Last week I had one of those lunches that we all schedule that when it comes up in our calendar, we shrug and ask why we scheduled it. The meeting was with an organizational head, her assistant Sam, and their Chief Development Officer. Too embarrassed to cancel, I went. On the taxi ride to the restaurant, I decided to let go of my dreaded anticipation of being downloaded and make the best of it. The first half hour of the meeting was as I thought it would be. Then, out of nowhere, the assistant mentioned his hobby was physics, and he had just listened to a podcast on entanglement theory. (As someone with arrested development in science and math, that got my attention.) He explained a little about the concept and asked me how I thought entanglement could be applied to our polarized culture.
Over the next twenty minutes or so, we wound up having a remarkable, imaginative conversation about how “we” who see ourselves as “evolved” and “open-minded” might address the present political and cultural polarization. At the risk of being reductionist, what emerged from our conversation was that our conventional view is, “If you’re not part of the solution, you’re part of the problem. But entanglement suggests: “If you’re not part of the problem, you can’t be part of the solution.” In other words, no matter how “smart” and even “right” we are, until we see our role in creating the enabling conditions for where we find ourselves, nothing really changes.

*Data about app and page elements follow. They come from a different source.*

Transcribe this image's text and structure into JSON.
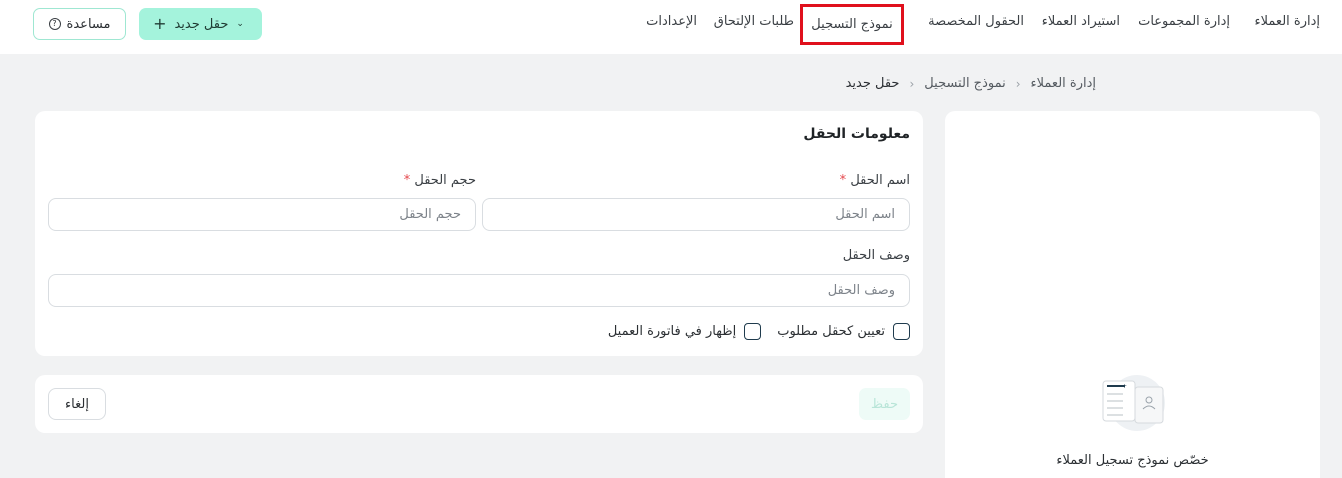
{
  "nav": {
    "items": [
      {
        "label": "إدارة العملاء"
      },
      {
        "label": "إدارة المجموعات"
      },
      {
        "label": "استيراد العملاء"
      },
      {
        "label": "الحقول المخصصة"
      },
      {
        "label": "نموذج التسجيل"
      },
      {
        "label": "طلبات الإلتحاق"
      },
      {
        "label": "الإعدادات"
      }
    ],
    "new_field_button": "حقل جديد",
    "help_button": "مساعدة"
  },
  "breadcrumb": [
    "إدارة العملاء",
    "نموذج التسجيل",
    "حقل جديد"
  ],
  "form": {
    "title": "معلومات الحقل",
    "field_name_label": "اسم الحقل",
    "field_name_placeholder": "اسم الحقل",
    "field_size_label": "حجم الحقل",
    "field_size_placeholder": "حجم الحقل",
    "description_label": "وصف الحقل",
    "description_placeholder": "وصف الحقل",
    "required_asterisk": "*",
    "checkbox_required": "تعيين كحقل مطلوب",
    "checkbox_show_invoice": "إظهار في فاتورة العميل"
  },
  "actions": {
    "save": "حفظ",
    "cancel": "إلغاء"
  },
  "side": {
    "caption": "خصّص نموذج تسجيل العملاء"
  },
  "colors": {
    "accent": "#a4f3dc",
    "highlight_outline": "#e0101c",
    "required": "#e5484d"
  },
  "icons": {
    "plus": "plus-icon",
    "chevron": "chevron-down-icon",
    "help": "help-circle-icon",
    "breadcrumb_sep": "chevron-left-icon"
  }
}
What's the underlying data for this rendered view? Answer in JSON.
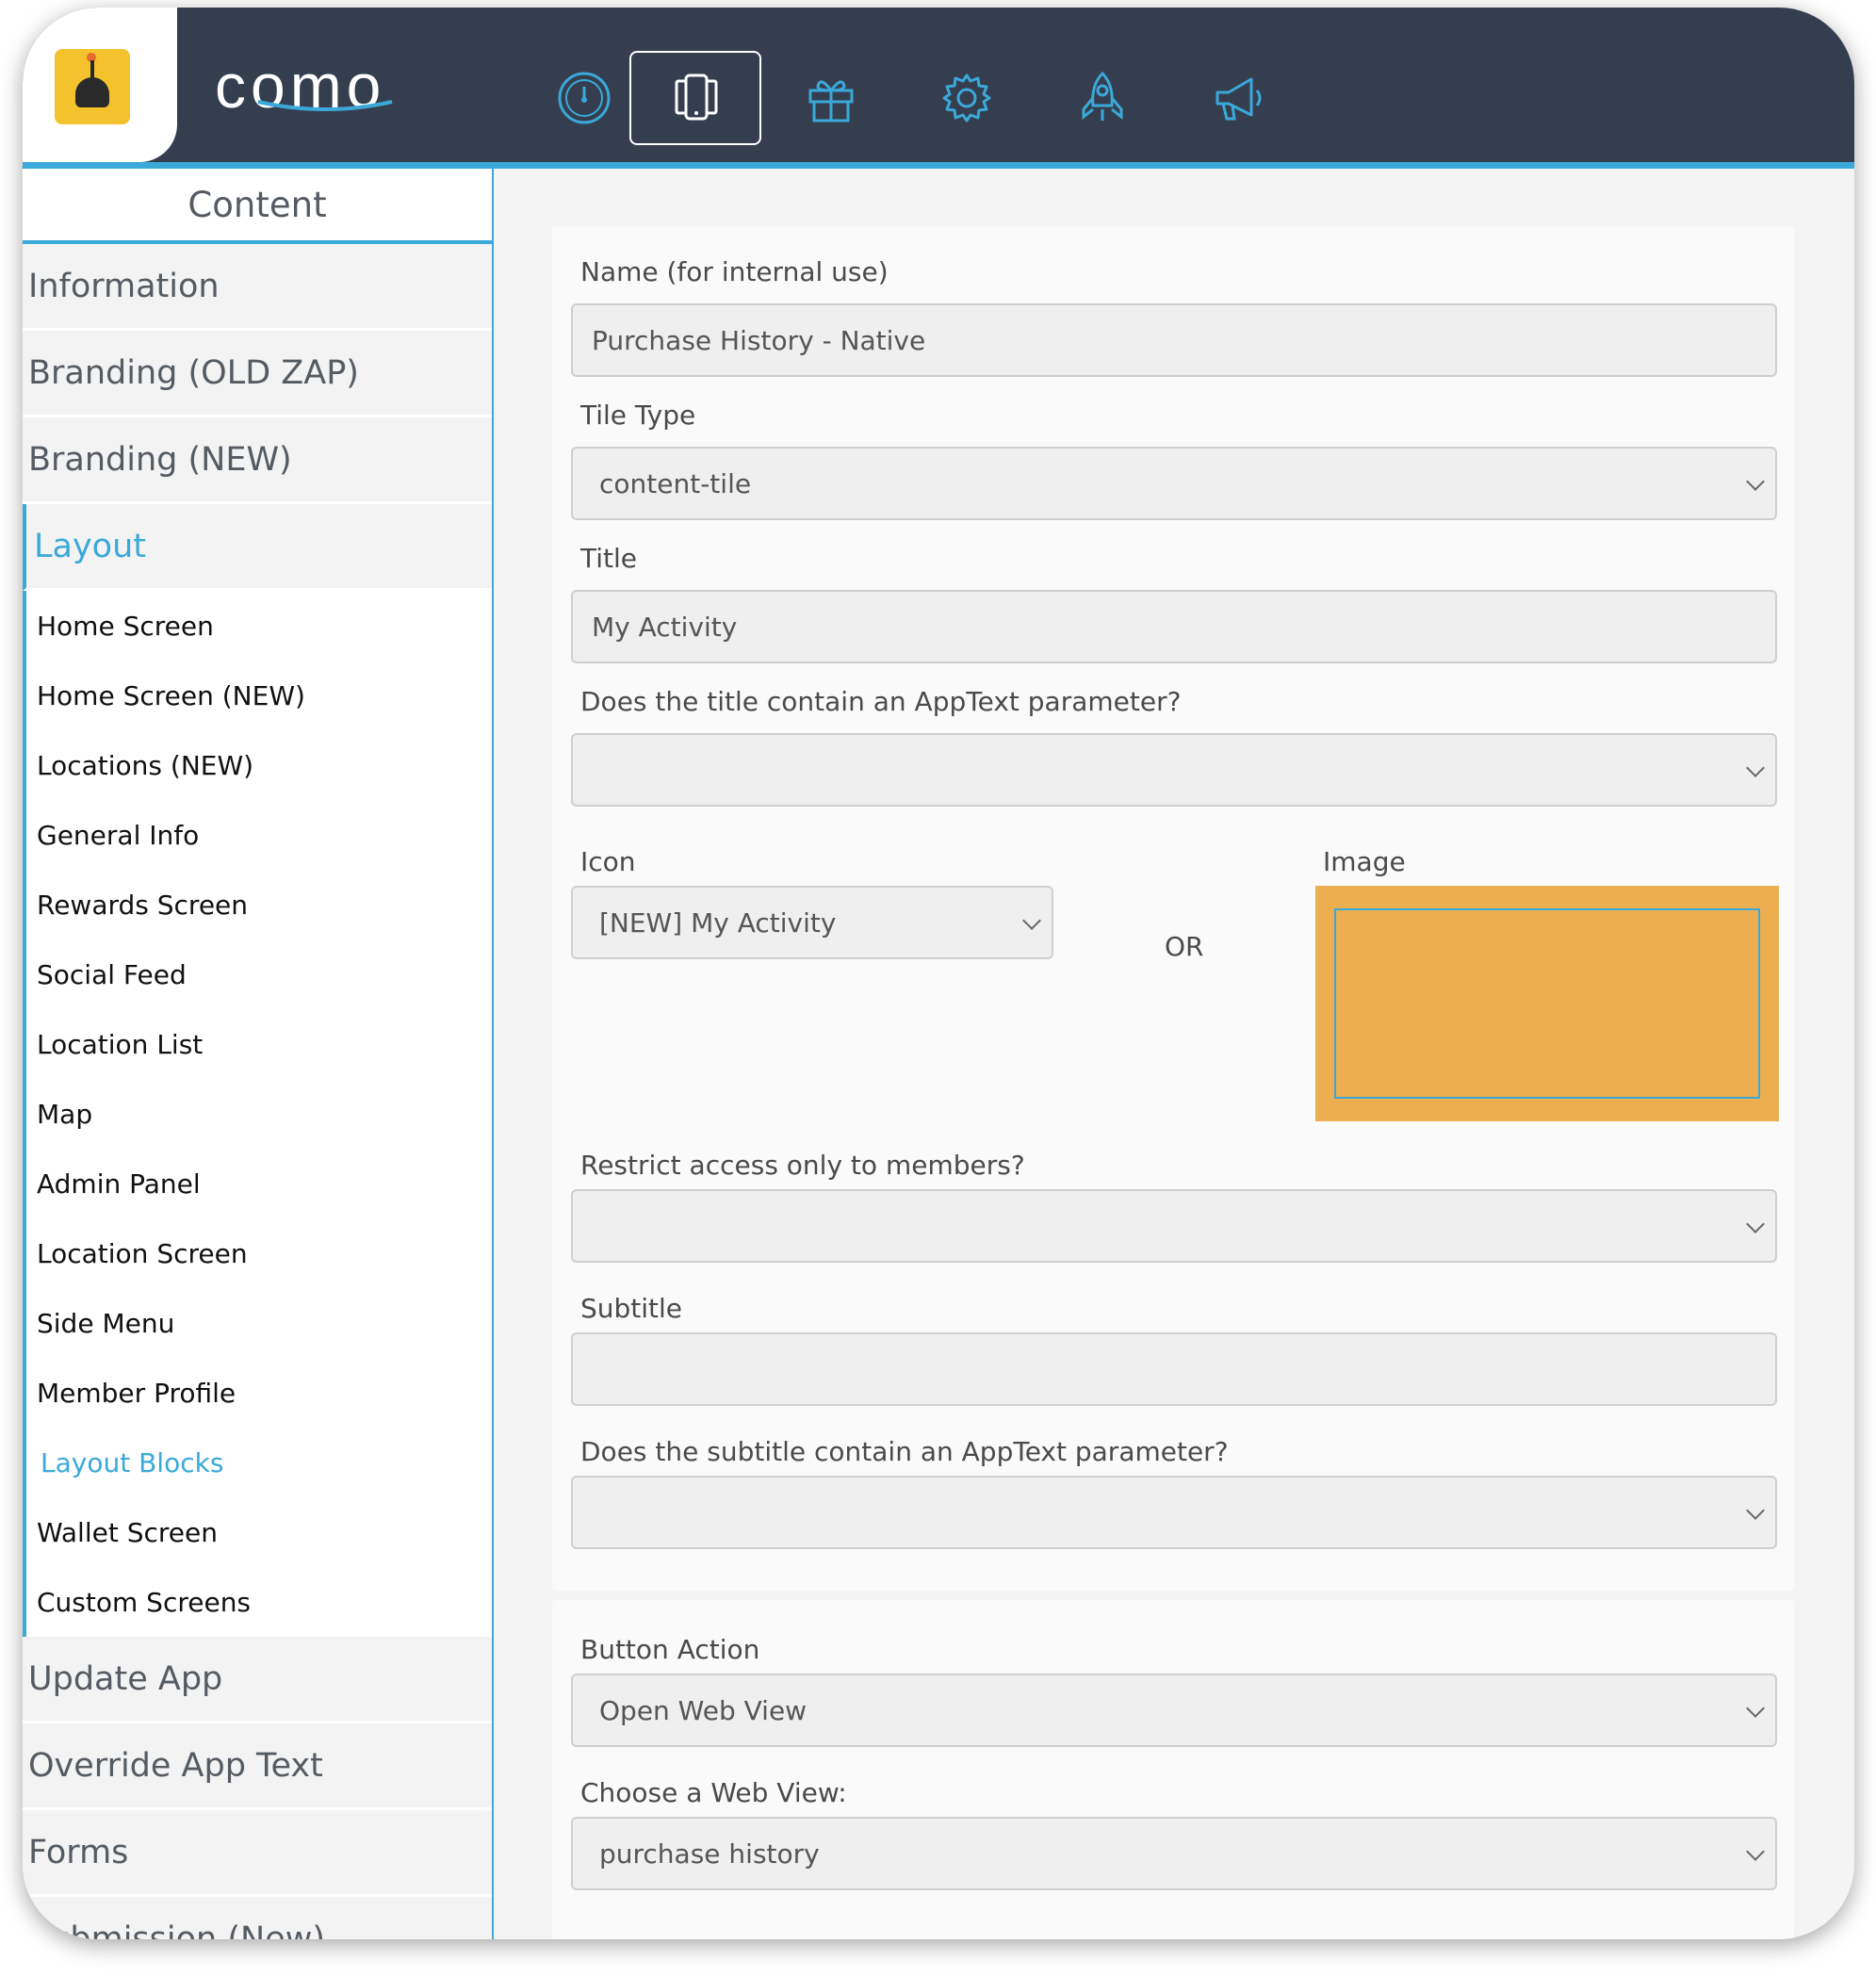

Life’s funny. At a meeting I did not want to attend, from the person I least expected to learn – because of my intellectual arrogance – a habit I continue to work on – I actually got a lesson in what I am supposed to be an expert in!
To put it most provocatively and painfully:
If we really are entangled, then the other side is always in some ways a projection of our side.
The “other side” is our dragon, the dark parts of our own psyche – our unprocessed disappointment, sadness, anger, fear, guilt, shame – and until we can enter the cave and own those parts of ourselves — the fire-spewing dragons only grow stronger. And isn’t this exactly what has happened over the past few years?
Thank you, Sam.
Irwin Kula is the co-founder and co-executive editor of The Wisdom Daily. A rabbi, Irwin’s writing has been featured in The Huffington Post and the Washington Post. He is the author of Yearnings: Embracing the Sacred Messiness of Life and a co-editor of The Book of Jewish Sacred Practices. Irwin has appeared on NBC’s The Today Show, The Oprah Winfrey Show, The O’Reilly Factor and PBS Frontline. Irwin also serves as President Emeritus of Clal, The National Jewish Center for Learning and Leadership, a leadership training institute, think tank and resource center in New York City.